--- Given records Enclosed Below ---

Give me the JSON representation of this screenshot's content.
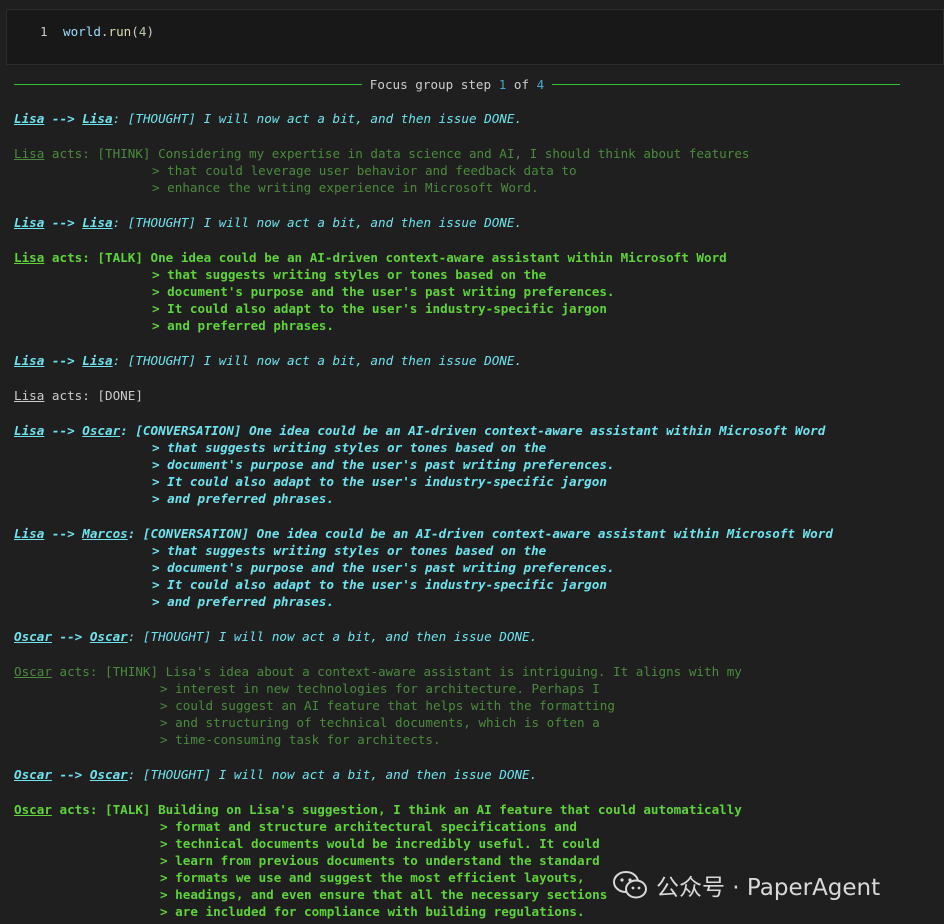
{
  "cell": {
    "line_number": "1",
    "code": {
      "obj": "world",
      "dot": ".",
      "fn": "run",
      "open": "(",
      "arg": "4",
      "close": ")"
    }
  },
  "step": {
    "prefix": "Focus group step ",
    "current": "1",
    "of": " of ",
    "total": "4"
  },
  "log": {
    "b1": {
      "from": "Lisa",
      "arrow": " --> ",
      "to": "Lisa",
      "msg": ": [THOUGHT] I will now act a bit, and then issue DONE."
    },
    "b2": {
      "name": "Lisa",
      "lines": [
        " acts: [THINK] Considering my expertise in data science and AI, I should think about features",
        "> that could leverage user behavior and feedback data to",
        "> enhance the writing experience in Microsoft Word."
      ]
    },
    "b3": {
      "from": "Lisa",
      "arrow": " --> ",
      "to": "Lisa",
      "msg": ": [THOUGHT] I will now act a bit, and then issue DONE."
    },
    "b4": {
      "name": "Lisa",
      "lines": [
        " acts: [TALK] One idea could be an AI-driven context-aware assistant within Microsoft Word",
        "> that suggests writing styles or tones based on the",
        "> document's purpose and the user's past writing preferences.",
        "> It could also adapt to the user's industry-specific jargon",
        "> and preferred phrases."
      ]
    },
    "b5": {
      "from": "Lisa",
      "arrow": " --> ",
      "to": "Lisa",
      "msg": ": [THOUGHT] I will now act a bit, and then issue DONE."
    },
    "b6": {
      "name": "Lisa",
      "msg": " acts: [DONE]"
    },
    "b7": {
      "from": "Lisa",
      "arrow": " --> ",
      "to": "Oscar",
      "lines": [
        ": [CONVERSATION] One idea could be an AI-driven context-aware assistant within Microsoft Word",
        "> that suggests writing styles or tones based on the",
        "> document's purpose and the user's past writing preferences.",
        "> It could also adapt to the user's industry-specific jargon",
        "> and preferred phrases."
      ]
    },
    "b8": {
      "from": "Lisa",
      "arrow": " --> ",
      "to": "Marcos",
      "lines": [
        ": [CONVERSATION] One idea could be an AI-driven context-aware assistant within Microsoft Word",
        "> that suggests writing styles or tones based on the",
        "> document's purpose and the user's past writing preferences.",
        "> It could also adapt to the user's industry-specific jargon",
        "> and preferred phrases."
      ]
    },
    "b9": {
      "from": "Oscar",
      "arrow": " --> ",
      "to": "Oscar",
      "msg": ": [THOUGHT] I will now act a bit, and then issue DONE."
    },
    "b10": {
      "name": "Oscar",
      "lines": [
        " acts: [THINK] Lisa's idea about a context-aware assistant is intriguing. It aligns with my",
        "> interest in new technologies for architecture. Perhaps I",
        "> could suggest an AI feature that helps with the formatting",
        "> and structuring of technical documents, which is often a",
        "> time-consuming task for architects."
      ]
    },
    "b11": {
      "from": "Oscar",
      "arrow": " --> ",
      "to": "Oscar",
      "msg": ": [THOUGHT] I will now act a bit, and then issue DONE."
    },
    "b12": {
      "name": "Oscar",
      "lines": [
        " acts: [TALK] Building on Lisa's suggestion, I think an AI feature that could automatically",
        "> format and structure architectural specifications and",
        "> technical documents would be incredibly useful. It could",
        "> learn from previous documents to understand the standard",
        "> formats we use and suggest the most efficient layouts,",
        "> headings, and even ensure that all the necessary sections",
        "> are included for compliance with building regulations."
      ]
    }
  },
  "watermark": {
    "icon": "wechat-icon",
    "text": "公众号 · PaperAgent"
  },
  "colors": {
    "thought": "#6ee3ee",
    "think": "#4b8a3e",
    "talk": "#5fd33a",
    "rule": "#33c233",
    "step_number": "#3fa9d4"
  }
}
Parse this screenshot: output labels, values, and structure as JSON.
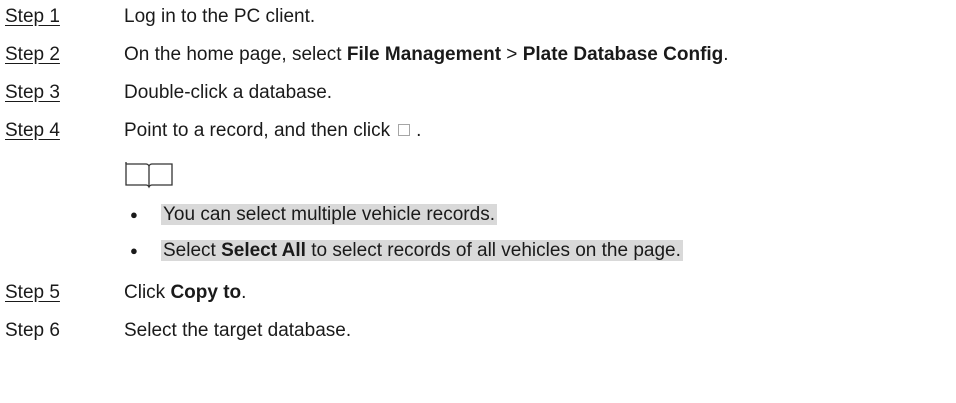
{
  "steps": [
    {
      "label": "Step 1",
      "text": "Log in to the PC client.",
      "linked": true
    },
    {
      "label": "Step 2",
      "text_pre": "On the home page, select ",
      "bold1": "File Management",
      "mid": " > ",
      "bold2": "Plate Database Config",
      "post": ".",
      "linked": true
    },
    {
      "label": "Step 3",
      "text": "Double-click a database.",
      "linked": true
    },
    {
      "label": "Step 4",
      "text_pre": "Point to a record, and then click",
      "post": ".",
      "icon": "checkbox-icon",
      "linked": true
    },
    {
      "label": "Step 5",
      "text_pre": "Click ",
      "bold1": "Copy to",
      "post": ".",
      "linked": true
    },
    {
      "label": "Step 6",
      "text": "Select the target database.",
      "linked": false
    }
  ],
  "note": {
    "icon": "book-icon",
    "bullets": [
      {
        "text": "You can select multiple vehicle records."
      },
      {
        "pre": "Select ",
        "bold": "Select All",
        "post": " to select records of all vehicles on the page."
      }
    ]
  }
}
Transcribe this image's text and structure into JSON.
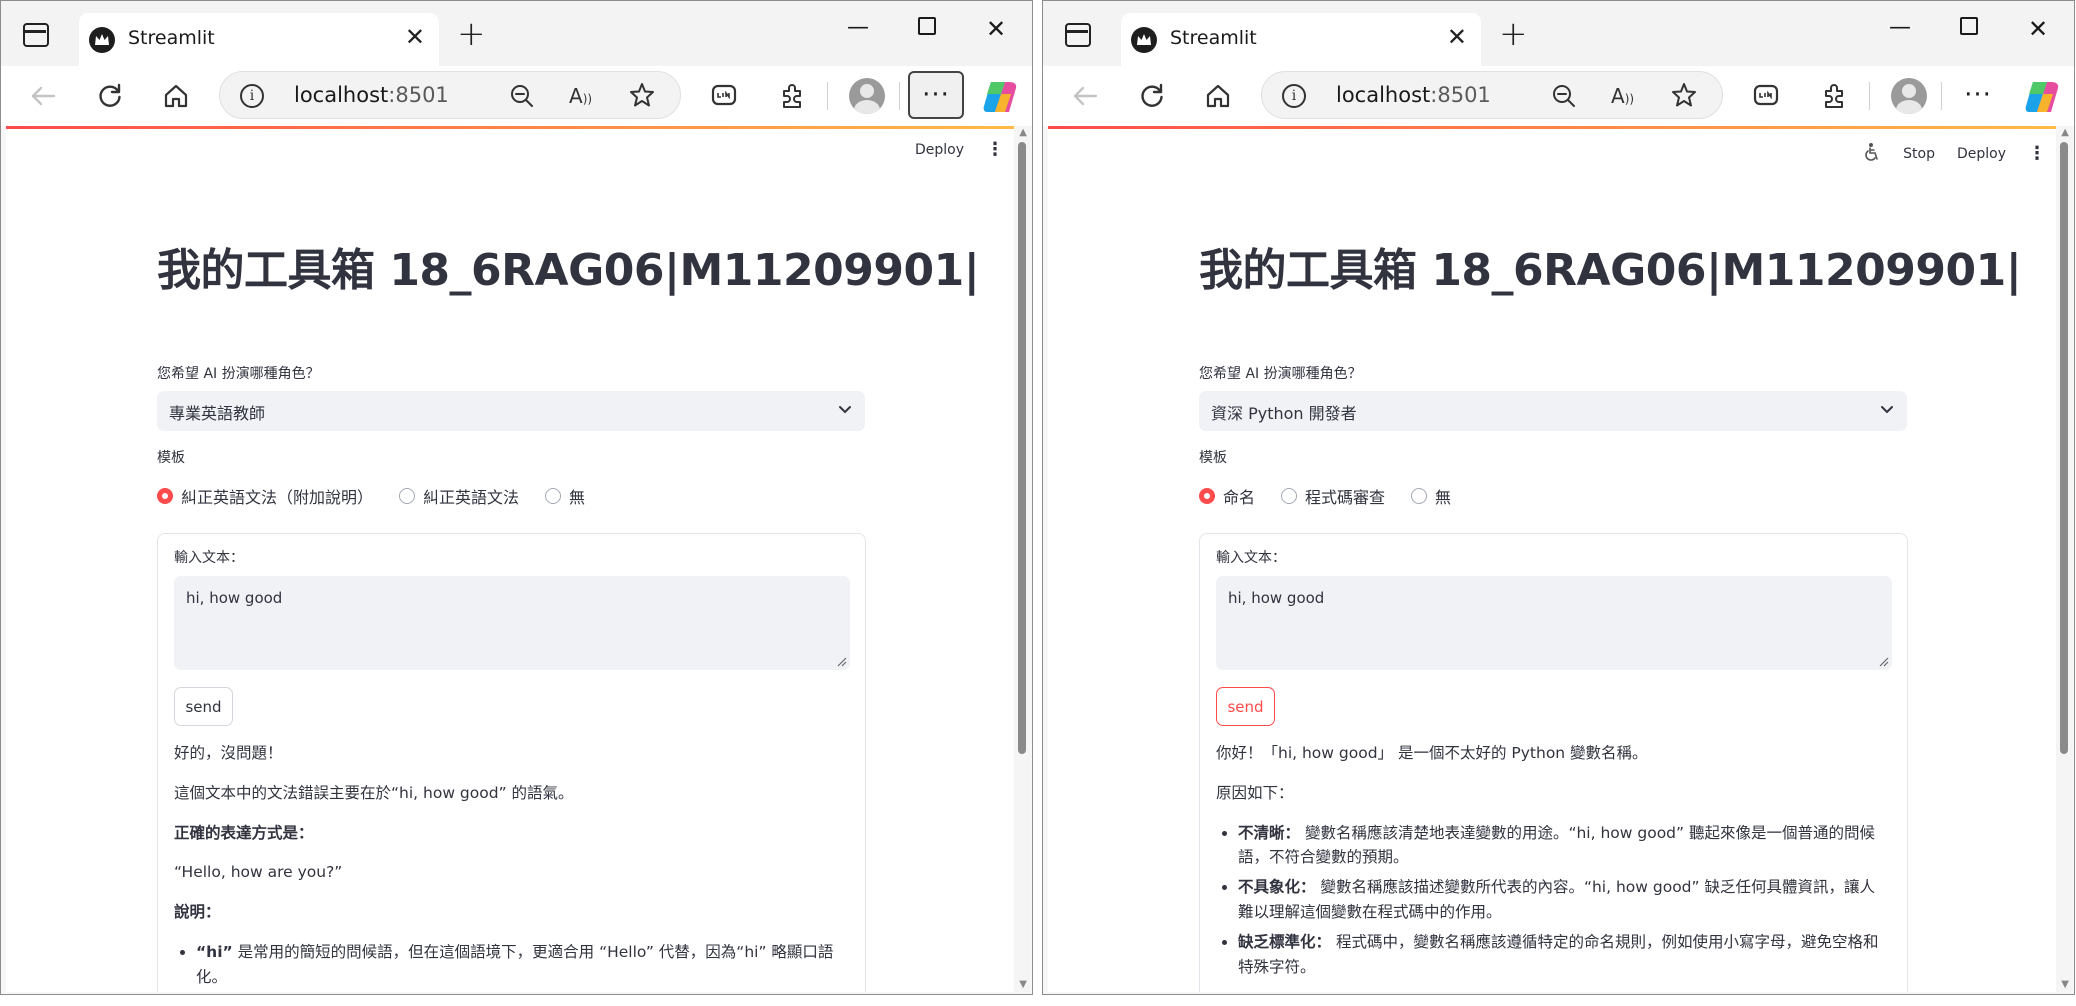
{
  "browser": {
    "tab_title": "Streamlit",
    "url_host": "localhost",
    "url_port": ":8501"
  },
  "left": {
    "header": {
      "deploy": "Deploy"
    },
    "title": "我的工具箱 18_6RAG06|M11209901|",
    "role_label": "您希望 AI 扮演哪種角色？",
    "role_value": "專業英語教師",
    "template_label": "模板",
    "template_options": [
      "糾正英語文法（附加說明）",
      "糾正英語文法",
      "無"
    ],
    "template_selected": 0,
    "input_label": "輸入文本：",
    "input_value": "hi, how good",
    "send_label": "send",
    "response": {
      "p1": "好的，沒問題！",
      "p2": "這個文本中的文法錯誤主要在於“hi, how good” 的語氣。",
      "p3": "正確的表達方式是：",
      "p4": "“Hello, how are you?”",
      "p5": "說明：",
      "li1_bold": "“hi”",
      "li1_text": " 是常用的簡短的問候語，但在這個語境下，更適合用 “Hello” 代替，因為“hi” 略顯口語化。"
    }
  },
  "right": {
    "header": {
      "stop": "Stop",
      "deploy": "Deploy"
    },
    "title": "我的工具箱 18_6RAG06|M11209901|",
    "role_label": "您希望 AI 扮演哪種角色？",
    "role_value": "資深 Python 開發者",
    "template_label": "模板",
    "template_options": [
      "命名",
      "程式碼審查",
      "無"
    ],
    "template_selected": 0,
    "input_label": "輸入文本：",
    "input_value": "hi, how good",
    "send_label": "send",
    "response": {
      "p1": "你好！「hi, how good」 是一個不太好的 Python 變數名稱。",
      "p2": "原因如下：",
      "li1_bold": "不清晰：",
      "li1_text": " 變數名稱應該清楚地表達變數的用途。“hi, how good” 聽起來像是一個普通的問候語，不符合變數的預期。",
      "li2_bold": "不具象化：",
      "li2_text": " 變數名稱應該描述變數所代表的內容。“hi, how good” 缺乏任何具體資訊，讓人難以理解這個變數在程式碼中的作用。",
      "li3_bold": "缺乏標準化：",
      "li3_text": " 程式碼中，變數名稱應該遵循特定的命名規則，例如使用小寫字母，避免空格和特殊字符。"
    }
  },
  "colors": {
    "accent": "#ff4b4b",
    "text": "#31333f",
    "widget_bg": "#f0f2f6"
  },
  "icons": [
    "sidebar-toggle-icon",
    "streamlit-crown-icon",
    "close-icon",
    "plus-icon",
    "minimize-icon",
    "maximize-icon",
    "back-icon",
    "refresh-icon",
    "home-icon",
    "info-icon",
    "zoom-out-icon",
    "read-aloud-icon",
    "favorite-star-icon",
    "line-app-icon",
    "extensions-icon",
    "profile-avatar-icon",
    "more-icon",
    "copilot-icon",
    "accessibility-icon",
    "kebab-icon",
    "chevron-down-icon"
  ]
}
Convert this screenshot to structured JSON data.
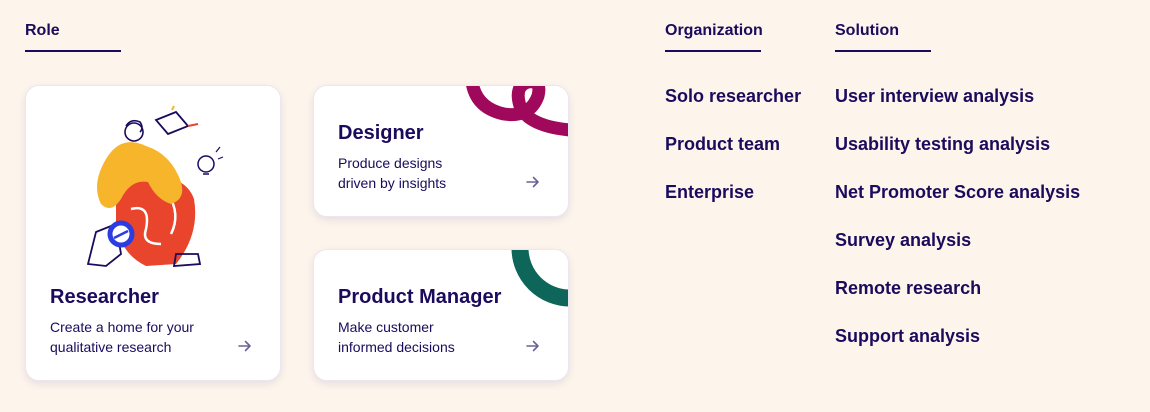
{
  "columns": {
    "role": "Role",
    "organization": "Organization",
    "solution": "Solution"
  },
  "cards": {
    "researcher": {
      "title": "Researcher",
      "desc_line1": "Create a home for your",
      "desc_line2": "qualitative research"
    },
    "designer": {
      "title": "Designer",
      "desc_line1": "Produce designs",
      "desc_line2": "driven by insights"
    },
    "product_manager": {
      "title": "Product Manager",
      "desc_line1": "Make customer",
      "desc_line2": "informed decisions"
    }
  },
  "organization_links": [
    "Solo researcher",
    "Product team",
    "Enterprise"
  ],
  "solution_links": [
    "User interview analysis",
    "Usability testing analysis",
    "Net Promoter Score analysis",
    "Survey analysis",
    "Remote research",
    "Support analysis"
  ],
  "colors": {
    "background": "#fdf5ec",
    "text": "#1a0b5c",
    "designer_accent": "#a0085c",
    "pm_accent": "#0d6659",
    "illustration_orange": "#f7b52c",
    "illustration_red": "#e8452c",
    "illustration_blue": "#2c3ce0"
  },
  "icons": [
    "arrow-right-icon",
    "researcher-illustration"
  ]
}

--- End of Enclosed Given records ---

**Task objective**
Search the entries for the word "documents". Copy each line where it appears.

**Written solution**
        "> and structuring of technical documents, which is often a",
        "> technical documents would be incredibly useful. It could",
        "> learn from previous documents to understand the standard",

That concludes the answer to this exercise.